▶ [Data]:
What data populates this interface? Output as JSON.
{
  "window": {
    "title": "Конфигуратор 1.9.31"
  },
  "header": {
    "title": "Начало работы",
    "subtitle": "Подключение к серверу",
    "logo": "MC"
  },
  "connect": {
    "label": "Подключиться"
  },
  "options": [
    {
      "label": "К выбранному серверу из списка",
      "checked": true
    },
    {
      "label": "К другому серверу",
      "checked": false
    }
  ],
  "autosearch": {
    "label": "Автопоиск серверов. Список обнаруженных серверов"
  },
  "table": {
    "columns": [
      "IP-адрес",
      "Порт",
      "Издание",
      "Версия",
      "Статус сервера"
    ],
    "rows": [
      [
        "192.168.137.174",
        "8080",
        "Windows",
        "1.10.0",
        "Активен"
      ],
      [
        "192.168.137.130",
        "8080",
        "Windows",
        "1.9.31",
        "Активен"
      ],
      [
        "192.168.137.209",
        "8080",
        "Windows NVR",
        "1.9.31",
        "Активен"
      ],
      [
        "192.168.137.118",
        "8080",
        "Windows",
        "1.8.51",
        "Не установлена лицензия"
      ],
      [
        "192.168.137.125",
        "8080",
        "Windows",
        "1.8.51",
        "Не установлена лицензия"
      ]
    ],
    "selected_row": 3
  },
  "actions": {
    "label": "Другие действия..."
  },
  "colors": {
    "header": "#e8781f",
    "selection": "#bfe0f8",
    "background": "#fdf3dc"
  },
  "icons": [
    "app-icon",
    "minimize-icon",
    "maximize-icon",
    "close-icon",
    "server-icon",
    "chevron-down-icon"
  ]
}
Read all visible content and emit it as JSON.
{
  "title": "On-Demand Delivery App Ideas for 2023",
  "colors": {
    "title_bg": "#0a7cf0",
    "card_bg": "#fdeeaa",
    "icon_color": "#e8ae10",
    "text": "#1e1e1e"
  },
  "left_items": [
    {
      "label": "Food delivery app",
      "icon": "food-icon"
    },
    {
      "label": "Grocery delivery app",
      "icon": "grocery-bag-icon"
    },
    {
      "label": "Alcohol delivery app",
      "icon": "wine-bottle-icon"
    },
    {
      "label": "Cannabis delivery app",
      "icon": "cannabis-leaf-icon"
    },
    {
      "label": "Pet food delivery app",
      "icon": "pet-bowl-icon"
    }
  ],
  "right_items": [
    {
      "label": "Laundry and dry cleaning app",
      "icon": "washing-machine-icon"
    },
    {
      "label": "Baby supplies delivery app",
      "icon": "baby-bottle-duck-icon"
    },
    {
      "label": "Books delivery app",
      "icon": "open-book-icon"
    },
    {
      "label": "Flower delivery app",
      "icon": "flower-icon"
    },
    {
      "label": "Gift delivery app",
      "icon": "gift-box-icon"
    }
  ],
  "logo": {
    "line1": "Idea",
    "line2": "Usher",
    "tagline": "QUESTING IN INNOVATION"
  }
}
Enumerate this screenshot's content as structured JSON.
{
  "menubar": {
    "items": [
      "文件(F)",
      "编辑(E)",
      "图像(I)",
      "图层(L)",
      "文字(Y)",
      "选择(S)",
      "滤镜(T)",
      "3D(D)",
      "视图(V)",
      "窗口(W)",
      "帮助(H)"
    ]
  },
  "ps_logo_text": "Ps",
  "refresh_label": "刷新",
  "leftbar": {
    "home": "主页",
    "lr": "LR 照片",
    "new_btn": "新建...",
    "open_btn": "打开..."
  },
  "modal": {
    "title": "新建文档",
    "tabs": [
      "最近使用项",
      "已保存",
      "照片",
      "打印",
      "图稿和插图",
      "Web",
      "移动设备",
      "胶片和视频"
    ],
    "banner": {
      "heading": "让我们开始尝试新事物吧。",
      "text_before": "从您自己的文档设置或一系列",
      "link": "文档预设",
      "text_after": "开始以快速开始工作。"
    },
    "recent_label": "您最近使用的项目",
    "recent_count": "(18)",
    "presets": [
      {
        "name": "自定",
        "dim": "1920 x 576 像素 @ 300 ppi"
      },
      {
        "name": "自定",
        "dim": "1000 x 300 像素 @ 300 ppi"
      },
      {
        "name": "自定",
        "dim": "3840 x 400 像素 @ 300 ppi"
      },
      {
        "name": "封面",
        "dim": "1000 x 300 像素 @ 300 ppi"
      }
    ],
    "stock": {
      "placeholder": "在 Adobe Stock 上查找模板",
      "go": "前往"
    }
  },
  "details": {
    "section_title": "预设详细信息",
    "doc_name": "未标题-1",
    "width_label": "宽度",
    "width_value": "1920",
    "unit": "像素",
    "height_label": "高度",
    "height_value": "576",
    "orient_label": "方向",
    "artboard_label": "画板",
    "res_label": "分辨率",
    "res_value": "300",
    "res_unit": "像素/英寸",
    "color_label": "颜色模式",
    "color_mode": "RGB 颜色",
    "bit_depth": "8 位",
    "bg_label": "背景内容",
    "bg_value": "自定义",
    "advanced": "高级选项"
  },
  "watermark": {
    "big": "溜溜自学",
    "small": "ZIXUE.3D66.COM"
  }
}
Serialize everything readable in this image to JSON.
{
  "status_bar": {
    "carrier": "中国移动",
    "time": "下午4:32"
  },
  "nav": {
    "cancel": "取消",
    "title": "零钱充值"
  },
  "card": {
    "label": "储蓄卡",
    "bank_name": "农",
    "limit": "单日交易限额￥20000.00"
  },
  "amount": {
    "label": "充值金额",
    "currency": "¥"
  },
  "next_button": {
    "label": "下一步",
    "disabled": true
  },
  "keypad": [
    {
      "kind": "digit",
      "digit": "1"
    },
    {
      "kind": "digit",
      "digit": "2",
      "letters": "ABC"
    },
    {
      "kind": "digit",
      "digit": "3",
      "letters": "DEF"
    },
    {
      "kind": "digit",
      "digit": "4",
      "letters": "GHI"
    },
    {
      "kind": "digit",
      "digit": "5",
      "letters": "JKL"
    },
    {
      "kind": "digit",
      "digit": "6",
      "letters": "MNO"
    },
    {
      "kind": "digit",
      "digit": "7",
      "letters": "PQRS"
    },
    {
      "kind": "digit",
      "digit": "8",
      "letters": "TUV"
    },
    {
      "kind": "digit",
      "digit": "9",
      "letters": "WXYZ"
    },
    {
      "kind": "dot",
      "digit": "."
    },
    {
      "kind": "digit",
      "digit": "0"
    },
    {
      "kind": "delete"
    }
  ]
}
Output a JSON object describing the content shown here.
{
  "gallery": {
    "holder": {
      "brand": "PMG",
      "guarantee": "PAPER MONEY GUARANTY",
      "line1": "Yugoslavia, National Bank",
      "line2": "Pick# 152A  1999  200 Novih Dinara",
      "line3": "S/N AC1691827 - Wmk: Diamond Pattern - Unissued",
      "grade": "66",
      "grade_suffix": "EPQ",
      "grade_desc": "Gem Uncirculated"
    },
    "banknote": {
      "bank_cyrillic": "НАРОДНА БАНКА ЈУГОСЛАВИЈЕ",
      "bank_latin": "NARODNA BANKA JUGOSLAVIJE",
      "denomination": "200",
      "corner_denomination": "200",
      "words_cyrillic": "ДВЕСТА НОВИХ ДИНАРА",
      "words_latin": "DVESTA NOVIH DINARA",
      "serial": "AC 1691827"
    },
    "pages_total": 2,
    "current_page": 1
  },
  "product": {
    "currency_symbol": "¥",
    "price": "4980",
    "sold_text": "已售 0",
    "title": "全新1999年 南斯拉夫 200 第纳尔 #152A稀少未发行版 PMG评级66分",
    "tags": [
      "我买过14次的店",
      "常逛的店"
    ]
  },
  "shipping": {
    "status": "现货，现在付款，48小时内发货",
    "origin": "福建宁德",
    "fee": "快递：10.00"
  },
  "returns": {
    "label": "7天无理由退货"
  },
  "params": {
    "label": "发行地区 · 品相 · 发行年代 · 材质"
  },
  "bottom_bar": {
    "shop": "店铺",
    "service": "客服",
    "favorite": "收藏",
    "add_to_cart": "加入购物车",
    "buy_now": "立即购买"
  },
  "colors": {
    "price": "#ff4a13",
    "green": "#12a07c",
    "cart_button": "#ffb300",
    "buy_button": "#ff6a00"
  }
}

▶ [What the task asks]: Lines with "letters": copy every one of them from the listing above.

▶ [Solution for this task]:
      "letters": "ABC"
      "letters": "DEF"
      "letters": "GHI"
      "letters": "JKL"
      "letters": "MNO"
      "letters": "PQRS"
      "letters": "TUV"
      "letters": "WXYZ"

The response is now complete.